[[ Given records, beginning ]]

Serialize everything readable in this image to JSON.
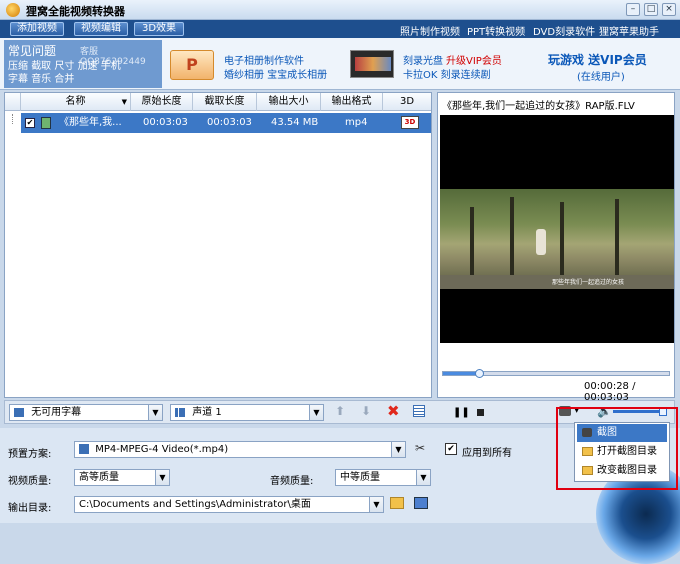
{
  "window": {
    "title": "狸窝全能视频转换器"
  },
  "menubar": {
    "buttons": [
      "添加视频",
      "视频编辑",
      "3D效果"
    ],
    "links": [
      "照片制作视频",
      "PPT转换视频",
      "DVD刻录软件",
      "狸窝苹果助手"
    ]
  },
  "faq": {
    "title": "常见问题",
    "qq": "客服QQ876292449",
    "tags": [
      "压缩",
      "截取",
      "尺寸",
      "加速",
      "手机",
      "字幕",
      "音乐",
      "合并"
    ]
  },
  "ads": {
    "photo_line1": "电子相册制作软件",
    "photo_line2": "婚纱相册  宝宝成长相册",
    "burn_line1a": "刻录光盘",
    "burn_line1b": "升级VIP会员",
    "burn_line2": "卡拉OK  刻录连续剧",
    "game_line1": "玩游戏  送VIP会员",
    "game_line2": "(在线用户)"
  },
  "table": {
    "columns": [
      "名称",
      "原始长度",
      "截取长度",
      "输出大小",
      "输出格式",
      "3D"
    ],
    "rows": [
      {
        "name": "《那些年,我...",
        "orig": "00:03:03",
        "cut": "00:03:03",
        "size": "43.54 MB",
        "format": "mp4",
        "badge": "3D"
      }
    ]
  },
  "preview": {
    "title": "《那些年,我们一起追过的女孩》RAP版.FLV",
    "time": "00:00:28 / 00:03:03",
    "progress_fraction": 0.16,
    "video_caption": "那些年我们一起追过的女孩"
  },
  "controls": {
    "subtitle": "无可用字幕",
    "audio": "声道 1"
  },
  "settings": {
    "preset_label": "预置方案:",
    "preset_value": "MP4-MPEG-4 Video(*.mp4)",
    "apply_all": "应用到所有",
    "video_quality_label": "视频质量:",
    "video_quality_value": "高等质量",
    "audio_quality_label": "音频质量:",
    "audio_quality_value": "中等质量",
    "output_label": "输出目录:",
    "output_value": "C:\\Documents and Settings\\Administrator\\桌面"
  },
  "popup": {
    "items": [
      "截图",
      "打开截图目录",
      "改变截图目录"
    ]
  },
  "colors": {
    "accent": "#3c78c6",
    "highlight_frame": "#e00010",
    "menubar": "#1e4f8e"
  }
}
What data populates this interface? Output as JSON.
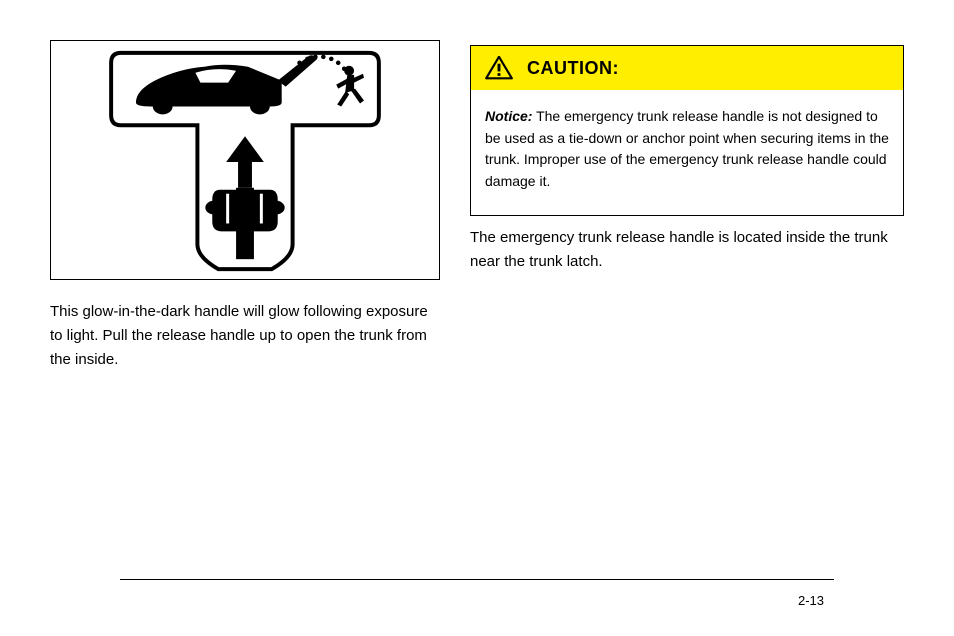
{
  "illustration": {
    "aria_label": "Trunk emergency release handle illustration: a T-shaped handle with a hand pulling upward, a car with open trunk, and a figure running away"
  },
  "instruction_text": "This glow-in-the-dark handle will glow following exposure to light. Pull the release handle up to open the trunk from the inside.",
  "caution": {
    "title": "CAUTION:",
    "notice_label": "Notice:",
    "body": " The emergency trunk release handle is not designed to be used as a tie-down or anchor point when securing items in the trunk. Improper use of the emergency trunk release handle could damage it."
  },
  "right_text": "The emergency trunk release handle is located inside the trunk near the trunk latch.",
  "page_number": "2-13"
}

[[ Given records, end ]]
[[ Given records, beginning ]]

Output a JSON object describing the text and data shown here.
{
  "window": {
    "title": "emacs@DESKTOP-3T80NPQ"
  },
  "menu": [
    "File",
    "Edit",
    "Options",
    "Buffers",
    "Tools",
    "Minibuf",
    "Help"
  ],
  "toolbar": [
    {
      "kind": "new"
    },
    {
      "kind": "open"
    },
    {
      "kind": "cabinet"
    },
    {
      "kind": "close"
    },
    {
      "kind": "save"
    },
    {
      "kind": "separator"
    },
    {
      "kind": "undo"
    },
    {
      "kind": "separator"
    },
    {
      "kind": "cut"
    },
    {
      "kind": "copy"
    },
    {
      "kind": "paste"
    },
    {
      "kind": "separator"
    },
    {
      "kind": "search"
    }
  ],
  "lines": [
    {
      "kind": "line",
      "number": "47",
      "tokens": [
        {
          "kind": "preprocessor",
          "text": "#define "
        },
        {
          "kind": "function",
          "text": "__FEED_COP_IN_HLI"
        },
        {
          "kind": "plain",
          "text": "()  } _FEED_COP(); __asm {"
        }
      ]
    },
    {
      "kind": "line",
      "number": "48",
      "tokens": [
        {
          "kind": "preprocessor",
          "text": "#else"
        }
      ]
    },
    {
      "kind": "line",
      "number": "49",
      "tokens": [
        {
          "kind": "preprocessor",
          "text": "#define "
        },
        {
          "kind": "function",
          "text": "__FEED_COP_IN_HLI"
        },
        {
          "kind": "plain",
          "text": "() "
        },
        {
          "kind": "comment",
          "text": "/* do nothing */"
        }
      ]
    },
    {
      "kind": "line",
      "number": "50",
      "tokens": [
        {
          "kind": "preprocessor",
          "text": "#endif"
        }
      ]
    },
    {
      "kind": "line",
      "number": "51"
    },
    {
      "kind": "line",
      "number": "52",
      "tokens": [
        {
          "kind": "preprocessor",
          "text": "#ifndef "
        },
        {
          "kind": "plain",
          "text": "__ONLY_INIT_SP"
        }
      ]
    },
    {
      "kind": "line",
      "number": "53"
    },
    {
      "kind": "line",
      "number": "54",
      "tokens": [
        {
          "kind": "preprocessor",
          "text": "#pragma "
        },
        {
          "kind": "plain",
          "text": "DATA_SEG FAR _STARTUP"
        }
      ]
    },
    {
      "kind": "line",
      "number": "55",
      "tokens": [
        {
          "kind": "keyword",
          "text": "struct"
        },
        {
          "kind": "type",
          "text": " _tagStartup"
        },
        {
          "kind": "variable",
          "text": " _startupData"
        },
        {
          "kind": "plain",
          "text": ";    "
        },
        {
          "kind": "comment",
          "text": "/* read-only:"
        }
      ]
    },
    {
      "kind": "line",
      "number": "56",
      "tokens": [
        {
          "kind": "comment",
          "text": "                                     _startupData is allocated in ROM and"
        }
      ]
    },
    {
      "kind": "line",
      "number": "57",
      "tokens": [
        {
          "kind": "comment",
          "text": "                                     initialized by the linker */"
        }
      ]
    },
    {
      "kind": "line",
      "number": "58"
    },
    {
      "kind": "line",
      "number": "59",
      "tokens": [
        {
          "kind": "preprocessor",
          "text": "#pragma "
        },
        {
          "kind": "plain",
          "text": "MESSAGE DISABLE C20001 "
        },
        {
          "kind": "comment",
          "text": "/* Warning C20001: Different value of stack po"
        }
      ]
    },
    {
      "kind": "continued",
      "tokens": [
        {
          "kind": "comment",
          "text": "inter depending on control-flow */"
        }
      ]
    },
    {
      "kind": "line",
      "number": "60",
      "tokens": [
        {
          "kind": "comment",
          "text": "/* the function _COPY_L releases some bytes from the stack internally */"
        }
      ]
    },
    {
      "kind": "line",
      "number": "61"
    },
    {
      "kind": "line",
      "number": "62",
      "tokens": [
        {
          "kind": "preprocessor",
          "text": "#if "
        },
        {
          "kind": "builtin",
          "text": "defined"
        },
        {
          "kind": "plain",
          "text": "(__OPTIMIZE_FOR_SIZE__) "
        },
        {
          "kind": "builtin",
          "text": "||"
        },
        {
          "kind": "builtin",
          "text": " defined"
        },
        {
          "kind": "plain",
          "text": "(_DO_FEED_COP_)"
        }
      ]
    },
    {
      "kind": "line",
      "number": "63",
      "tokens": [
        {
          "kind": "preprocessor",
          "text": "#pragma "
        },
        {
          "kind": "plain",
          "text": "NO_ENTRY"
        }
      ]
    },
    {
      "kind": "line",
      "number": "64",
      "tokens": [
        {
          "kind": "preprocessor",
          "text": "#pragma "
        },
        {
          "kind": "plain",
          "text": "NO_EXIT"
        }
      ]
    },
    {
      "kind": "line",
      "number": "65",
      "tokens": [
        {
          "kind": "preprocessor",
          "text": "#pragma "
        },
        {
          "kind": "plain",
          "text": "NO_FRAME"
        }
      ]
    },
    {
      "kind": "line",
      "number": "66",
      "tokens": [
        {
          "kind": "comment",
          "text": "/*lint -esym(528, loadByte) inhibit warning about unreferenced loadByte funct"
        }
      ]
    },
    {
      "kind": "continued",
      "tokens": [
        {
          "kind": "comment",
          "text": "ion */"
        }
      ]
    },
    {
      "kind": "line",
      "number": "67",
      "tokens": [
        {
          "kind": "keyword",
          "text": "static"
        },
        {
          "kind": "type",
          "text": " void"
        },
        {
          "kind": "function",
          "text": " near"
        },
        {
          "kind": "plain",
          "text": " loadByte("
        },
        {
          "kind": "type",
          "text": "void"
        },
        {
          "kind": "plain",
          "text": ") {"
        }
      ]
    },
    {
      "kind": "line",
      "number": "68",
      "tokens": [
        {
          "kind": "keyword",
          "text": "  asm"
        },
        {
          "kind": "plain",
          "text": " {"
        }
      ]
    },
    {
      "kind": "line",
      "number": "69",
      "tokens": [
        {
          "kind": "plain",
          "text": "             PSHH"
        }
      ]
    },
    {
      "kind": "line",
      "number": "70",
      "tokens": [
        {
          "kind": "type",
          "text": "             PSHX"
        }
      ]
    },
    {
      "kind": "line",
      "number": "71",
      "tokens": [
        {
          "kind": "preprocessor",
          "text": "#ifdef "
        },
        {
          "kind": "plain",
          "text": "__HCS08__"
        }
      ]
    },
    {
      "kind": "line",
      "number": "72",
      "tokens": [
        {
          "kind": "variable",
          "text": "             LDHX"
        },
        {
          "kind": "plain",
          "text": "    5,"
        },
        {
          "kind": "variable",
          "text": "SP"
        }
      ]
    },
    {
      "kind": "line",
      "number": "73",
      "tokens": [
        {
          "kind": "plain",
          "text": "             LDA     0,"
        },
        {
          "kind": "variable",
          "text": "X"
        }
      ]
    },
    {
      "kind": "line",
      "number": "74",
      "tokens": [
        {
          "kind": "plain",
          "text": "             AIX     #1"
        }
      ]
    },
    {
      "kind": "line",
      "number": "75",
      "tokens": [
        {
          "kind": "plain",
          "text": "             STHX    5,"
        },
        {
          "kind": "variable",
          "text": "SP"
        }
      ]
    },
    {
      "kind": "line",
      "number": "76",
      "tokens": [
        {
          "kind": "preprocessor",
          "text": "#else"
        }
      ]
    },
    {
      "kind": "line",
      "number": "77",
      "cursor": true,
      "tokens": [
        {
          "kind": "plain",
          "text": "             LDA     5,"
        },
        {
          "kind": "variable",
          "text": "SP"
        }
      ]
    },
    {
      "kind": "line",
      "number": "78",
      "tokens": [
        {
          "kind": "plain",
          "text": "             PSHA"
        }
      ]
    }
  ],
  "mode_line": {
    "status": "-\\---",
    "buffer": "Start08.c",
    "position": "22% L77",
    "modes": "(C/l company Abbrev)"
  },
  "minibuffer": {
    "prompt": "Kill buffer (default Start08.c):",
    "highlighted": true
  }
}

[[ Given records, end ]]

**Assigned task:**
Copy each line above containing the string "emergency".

**Solution:**
    "aria_label": "Trunk emergency release handle illustration: a T-shaped handle with a hand pulling upward, a car with open trunk, and a figure running away"
    "body": " The emergency trunk release handle is not designed to be used as a tie-down or anchor point when securing items in the trunk. Improper use of the emergency trunk release handle could damage it."
  "right_text": "The emergency trunk release handle is located inside the trunk near the trunk latch.",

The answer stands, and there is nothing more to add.